Right now, it doesn’t look like much. Just another freshly tractored field lying a stone’s throw from the high tide mark at Woolacombe Beach in North Devon. For the surfers who love to sample swells that gently roll into the Putsborough to Woolacombe stretch, the grassland patch doesn’t look much different from the rest of the baize-bordered coast.
And yet this patch, located at the heart of the North Devon World Surfing Reserve and a skip from the annual Spring Classic site, is the starting point for a network of flower-filled grasslands planned to cover 1,200 hectares (3,000 acres) of land in north Devon by 2030.
It’s a beautifully simple plan. The Woolacombe site’s seeds were planted by the North Devon National Trust this autumn and the flowers should begin showing up in the spring. Species such as kidney vetch, viper’s-bugloss, and salad burnet have been sown, not just because of their great names, but because they will do well in dunes and on clifftops. Another site at Arlington Court, close by at Barnstaple, has had wildflower seeds such as birds-foot trefoil and knapweed sown in areas of the parkland.
These sites will later be used as “donor sites” with seeds taken from them to plant up more spots over the years. This will be a cost-effective way of scaling up the scheme. Every hectare harvested from a donor site will provide seed to sow two more hectares. Apart from looking pretty good as you paddle into a Woolacombe almost-straighthander, the new habitats should draw voles, bats, birds of prey, and butterflies.
Ben McCarthy, Head of Nature Conservation and Restoration Ecology at the trust, said, “Making changes to the land we manage ourselves and working with our tenant farmers to restore these wildlife-rich grasslands secures better soil health, helps lock in soil carbon and improves water quality in our rivers as well as supporting wildlife such as pollinators. It’s another tool in the fight efforts to help save this threatened habitat and tackle the nature and climate crises.”
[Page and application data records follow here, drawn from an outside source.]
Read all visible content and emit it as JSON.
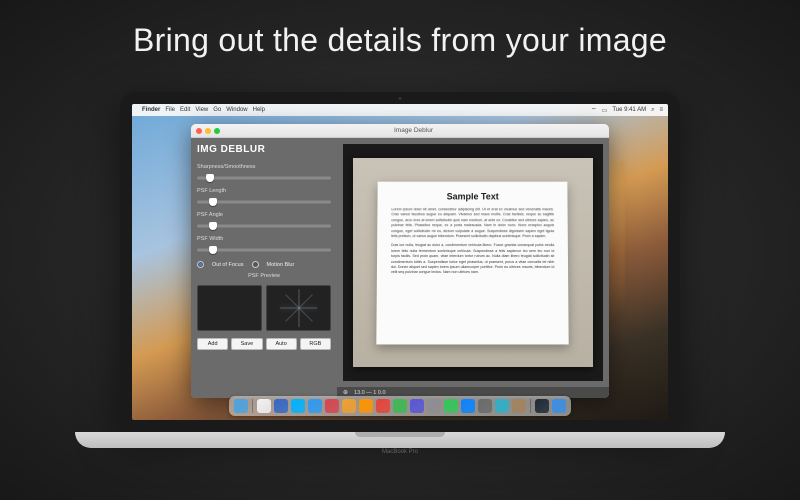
{
  "headline": "Bring out the details from your image",
  "laptop_model": "MacBook Pro",
  "menubar": {
    "app": "Finder",
    "items": [
      "File",
      "Edit",
      "View",
      "Go",
      "Window",
      "Help"
    ],
    "clock": "Tue 9:41 AM"
  },
  "window": {
    "title": "Image Deblur",
    "panel_title": "IMG DEBLUR",
    "sliders": [
      {
        "label": "Sharpness/Smoothness",
        "pos": 10
      },
      {
        "label": "PSF Length",
        "pos": 12
      },
      {
        "label": "PSF Angle",
        "pos": 12
      },
      {
        "label": "PSF Width",
        "pos": 12
      }
    ],
    "radios": {
      "out_of_focus": "Out of Focus",
      "motion_blur": "Motion Blur",
      "selected": "out_of_focus"
    },
    "psf_preview_label": "PSF Preview",
    "buttons": [
      "Add",
      "Save",
      "Auto",
      "RGB"
    ],
    "status": {
      "zoom_icon": "⊕",
      "zoom_text": "13.0 — 1 0.0"
    }
  },
  "sample": {
    "heading": "Sample Text",
    "p1": "Lorem ipsum dolor sit amet, consectetur adipiscing elit. Ut et erat ex vivamus sed venenatis mauris. Cras varius faucibus augue eu aliquam. Vivamus sed maus mollis. Cras facilisis, neque ac sagittis congue, arcu eros at lorem sollicitudin quis nam nostrum, at ante ex. Curabitur sed ultrices sapien, ac pulvinar felis. Phasellus neque, ex a porta malesuada. Nam in dolor nunc. Nunc eraspico auguis congue, eget sollicitudin mi eu, dictum vulputate a augue. Suspendisse dignissim sapien eget ligula felis pretium, ut varius augue bibendum. Praesent sollicitudin dapibus scelerisque. Proin a sapien.",
    "p2": "Duis lue nulla, feugiat ac dolor a, condimentum vehicula libero. Fusce gravida consequat porta neulla lorem felis nulla fermentum scelerisque vehicula. Suspendisse a felis sapience leo sem leo non id turpis facilis. Sed proin quam, vitae interdum tortor rutrum ac. Nulla diam libero feugiat sollicitudin sit condimentum loblis a. Suspendisse tortor eget phasellus, ut praesent, purus a vitae convallis tel nibh dui. Donec aliquet sed sapien lorem ipsum ullamcorper porttitor. Proin eu ultrices mauris, bibendum id velit seq pulvinar congue lectus. Nam non ultrices nam."
  },
  "dock_colors": [
    "#4aa3df",
    "#f2f2f2",
    "#3468c6",
    "#00b3ff",
    "#2e9bf0",
    "#d64550",
    "#f0a030",
    "#ff9500",
    "#e6443c",
    "#3cba54",
    "#5856d6",
    "#8e8e93",
    "#34c759",
    "#0a84ff",
    "#6b6b6b",
    "#30b0c7",
    "#a2845e",
    "#1f2a36",
    "#3a8ee6"
  ]
}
It is also vitally important given that the loss of flower-rich grasslands had led to life and colour being drained from the UK’s countryside. The charity, Plantlife, says that 97% of species-rich grassland has been lost in the last century in the UK. The new network will eventually stretch across 70 miles from close to the border with Cornwall in the west to the slopes of Exmoor in the east.
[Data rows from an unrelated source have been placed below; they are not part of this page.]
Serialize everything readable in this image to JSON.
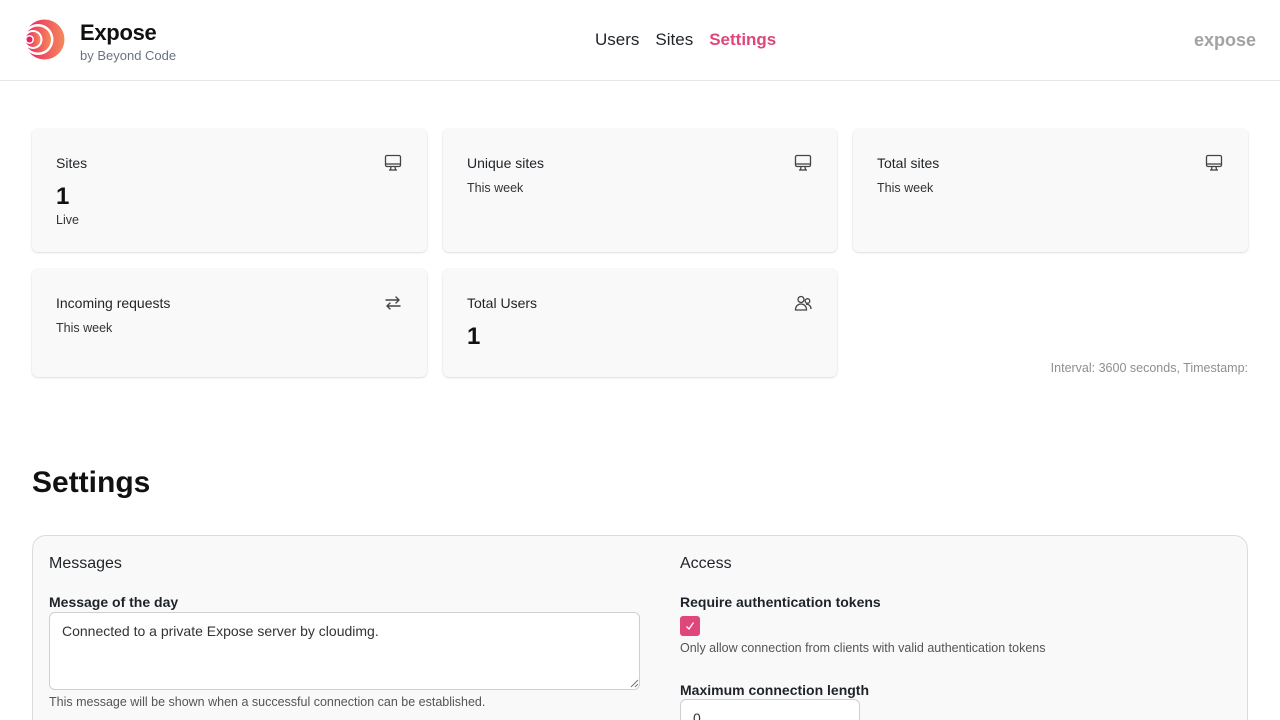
{
  "header": {
    "brand_title": "Expose",
    "brand_subtitle": "by Beyond Code",
    "nav": [
      {
        "label": "Users",
        "active": false
      },
      {
        "label": "Sites",
        "active": false
      },
      {
        "label": "Settings",
        "active": true
      }
    ],
    "right_label": "expose"
  },
  "stats": [
    {
      "title": "Sites",
      "value": "1",
      "sub": "Live",
      "icon": "monitor-icon"
    },
    {
      "title": "Unique sites",
      "value": "",
      "sub": "This week",
      "icon": "monitor-icon"
    },
    {
      "title": "Total sites",
      "value": "",
      "sub": "This week",
      "icon": "monitor-icon"
    },
    {
      "title": "Incoming requests",
      "value": "",
      "sub": "This week",
      "icon": "arrows-exchange-icon"
    },
    {
      "title": "Total Users",
      "value": "1",
      "sub": "",
      "icon": "users-icon"
    }
  ],
  "interval_text": "Interval: 3600 seconds, Timestamp:",
  "settings": {
    "heading": "Settings",
    "messages": {
      "title": "Messages",
      "motd_label": "Message of the day",
      "motd_value": "Connected to a private Expose server by cloudimg.",
      "motd_help": "This message will be shown when a successful connection can be established."
    },
    "access": {
      "title": "Access",
      "auth_label": "Require authentication tokens",
      "auth_checked": true,
      "auth_help": "Only allow connection from clients with valid authentication tokens",
      "max_length_label": "Maximum connection length",
      "max_length_value": "0"
    }
  },
  "colors": {
    "accent": "#e0457b",
    "card_bg": "#f9f9f9",
    "muted": "#8b8f94"
  }
}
Joshua Day, Project Co-ordinator at the trust in north Devon, said it would not be a continuous strip but rather a series of pockets of grassland. “It might be a patch of grassland on the edge of a village or, on a grander scale, fields full of flowers.”
The first 86 hectares, or 120 football fields, have been sown with 31 types of seed, weighing 1300 tonnes; the equivalent of a T3 Kombi, Devon-Man’s spirit vehicle. The seeds include yellow rattle, which is known as a meadow maker as it creates good conditions for other wildflowers to grow, to oxeye daisy which is great for invertebrates. All of the 31 varieties of seeds, when flowering will add to human mental well-being as the former agricultural lands explode in a haze of bright pastels and wildlife. These colourful and species-rich habitats are critical to conserving many of our threatened plants as well as the wildlife that relies on them.
It will, however, take time, with the grasslands taking a few years to establish themselves. From 2025 on the aim is to have every hectare from the donor sites providing seed to sow two more hectares. If you want more information on the project, or how to get involved head to the North Devon National Trust site.
This beautiful area of coastline will play host to the Spring Classic Festival in June of next year, offering an exciting weekend of surf, skate, music and beautiful sundowner sessions. Grab tickets now for a slice of the action.